[Dataset rows for apps and sites]
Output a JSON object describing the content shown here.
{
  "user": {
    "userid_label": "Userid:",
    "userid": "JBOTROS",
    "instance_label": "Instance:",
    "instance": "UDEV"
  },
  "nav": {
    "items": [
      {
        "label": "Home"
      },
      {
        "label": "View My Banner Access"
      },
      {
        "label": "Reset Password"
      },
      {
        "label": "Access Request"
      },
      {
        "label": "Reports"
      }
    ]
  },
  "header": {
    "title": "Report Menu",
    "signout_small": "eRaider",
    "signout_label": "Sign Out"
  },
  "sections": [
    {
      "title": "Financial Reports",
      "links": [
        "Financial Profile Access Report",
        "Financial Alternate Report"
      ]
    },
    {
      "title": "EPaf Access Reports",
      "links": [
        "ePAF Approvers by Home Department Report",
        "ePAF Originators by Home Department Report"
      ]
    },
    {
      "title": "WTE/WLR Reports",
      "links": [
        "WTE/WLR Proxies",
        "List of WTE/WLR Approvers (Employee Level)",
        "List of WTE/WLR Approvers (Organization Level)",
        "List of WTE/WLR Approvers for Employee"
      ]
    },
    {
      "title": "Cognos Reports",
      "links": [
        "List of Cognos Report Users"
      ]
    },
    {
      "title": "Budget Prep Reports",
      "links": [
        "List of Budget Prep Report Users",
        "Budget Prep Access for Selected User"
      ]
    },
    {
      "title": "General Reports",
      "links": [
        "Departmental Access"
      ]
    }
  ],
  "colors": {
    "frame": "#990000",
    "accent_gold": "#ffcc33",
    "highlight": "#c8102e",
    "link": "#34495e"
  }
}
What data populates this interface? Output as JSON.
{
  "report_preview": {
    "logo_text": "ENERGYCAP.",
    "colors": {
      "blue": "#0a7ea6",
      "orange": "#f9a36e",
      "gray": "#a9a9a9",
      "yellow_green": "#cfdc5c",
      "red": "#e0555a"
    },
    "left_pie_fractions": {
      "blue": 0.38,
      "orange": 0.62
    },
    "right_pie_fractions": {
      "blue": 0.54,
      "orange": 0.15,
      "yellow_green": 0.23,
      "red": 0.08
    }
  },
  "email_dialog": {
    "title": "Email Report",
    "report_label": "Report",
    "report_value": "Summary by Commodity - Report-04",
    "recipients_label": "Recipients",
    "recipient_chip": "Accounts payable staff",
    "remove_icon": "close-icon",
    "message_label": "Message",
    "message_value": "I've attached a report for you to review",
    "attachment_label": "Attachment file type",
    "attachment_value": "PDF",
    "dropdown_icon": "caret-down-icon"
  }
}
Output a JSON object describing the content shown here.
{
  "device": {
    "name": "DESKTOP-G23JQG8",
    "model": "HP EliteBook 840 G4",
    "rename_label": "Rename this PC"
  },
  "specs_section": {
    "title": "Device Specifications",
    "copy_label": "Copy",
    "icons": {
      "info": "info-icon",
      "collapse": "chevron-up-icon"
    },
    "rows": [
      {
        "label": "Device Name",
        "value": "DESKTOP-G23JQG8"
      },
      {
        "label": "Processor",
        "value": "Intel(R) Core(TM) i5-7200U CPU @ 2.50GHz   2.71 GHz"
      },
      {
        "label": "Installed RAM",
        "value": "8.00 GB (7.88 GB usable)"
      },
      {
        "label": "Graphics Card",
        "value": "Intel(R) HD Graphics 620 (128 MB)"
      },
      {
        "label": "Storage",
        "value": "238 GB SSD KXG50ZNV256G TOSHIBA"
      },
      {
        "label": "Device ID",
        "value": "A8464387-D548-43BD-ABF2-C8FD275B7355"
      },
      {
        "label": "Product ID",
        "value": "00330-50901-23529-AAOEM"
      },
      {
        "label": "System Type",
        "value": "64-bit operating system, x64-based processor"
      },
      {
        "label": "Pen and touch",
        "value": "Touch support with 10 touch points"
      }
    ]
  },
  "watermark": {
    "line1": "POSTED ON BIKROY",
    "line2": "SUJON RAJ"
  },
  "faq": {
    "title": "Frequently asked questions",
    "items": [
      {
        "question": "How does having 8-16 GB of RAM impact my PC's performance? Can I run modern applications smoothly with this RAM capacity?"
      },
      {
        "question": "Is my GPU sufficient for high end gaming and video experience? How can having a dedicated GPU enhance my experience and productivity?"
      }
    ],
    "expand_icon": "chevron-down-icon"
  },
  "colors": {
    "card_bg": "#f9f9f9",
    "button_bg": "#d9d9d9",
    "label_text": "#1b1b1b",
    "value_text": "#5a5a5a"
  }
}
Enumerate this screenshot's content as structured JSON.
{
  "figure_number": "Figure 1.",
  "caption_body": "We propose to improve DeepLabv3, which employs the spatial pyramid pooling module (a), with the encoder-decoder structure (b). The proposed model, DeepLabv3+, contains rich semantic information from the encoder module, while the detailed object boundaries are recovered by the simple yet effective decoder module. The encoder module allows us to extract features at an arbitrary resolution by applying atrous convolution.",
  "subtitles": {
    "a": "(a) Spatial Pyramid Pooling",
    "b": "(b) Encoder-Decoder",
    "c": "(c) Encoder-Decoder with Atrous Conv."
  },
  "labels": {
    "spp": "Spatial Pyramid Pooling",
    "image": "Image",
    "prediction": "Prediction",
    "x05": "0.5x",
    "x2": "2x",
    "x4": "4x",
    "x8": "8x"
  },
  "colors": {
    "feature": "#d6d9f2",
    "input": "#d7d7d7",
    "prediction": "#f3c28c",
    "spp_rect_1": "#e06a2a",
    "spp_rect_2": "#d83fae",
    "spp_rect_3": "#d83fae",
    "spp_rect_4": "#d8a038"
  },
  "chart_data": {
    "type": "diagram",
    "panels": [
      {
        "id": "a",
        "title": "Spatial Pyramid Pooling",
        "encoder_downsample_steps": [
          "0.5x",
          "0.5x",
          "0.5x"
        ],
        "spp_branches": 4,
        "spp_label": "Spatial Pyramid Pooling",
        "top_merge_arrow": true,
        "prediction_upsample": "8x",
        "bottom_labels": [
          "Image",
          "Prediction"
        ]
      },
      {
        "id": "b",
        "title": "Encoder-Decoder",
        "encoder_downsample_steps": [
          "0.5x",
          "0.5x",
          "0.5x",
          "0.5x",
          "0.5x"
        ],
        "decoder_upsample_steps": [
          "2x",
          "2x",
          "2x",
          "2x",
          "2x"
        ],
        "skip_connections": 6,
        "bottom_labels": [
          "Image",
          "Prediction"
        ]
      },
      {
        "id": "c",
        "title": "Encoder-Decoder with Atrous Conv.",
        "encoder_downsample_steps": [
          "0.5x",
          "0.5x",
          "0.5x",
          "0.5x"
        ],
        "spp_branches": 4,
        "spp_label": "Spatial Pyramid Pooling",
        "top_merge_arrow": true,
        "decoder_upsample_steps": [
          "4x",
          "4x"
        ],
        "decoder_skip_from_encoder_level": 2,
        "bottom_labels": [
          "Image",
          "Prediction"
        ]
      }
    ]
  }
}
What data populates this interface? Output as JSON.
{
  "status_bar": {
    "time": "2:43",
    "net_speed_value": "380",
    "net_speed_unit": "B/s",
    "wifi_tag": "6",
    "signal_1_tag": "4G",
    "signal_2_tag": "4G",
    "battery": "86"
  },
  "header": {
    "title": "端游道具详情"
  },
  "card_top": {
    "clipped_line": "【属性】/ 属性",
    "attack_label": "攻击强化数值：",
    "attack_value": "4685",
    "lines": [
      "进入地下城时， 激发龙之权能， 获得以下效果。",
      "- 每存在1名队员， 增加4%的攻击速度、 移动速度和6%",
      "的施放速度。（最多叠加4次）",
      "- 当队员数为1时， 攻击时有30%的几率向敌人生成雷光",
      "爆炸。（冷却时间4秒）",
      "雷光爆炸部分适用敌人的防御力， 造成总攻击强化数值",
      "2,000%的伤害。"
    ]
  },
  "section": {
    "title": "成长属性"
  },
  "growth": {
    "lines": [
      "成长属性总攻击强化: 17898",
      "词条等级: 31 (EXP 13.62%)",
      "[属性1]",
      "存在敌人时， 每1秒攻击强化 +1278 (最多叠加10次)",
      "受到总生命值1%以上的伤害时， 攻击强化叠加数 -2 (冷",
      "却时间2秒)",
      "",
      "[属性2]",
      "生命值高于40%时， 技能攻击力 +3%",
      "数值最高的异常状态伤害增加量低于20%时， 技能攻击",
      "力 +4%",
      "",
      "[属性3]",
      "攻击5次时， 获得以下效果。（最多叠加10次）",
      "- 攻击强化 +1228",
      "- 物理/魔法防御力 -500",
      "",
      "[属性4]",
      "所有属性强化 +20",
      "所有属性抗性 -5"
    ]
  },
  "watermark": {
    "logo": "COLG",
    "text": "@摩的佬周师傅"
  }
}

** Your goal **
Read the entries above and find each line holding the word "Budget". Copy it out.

** Response below **
      "title": "Budget Prep Reports",
        "List of Budget Prep Report Users",
        "Budget Prep Access for Selected User"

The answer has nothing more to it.